The “Rubbing Elbows” pattern is described as a way be able to branch out and meet other developers instead of working alone. The book talks about how productivity and learning can understandable plateau if you constantly work alone. The best learning experiences come from balancing private learning with team learning whether that be in a large team or simply coding with another person. It allows you to learn things that can only be understood when you and another person have a shared goal in mind. There are little quirks that you can pick up when working with someone that a mentor may leave out or find trivial to teach due to the small scope of learning it provides but over time these quirks can add up. This being said, there are also negative effects of this pattern to watch out for. An example would be to not pick up bad habits that your partner may develop or have. Another example is to make sure to not fall behind on your part of the work because it then hinders your partners learning progress as well if he has to pick up the pieces behind you.
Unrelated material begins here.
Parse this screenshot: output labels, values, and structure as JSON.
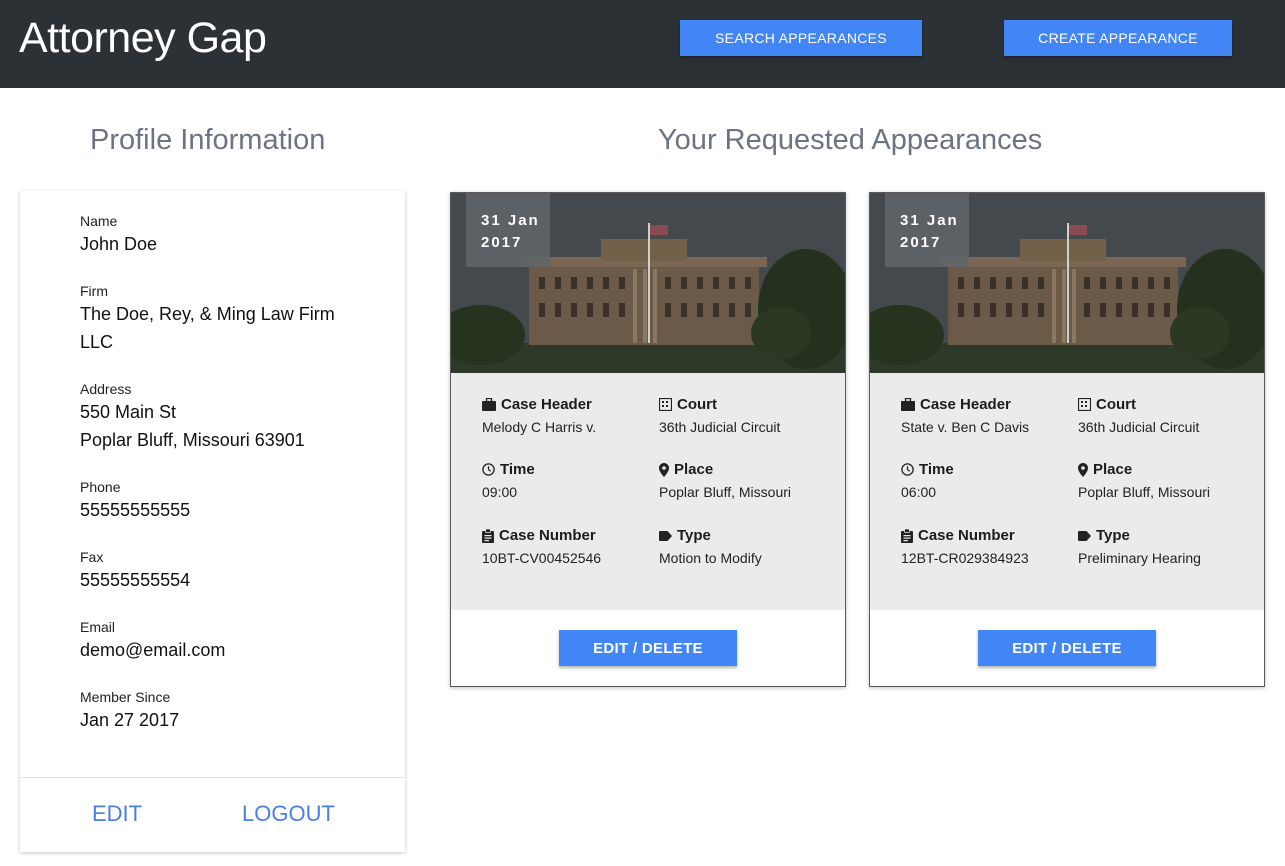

I found this pattern to be understanding of solo programmers and shows them a way to learn more through working in teams. It showed that working in groups and teams can build communication skills and increases exposure to several coding styles. I found that when the book mentioned pair programming as an example, I got much more interested in the topic. The idea of switching off coding seems very interesting to me and makes me want to learn more for an experience programmer. I want to incorporate this mindset in my work environment to learn better from my peers. The pattern did a good job on the negatives as well by going into subconsciously learning habits that aren’t good for you. This can be helpful to keep me mindful that some habits should be avoided or corrected to increase proficiency at the language. I agree with this pattern very much as it has taught me to value pair programming much more and has instilled a new interest to find a coding buddy to learn off of.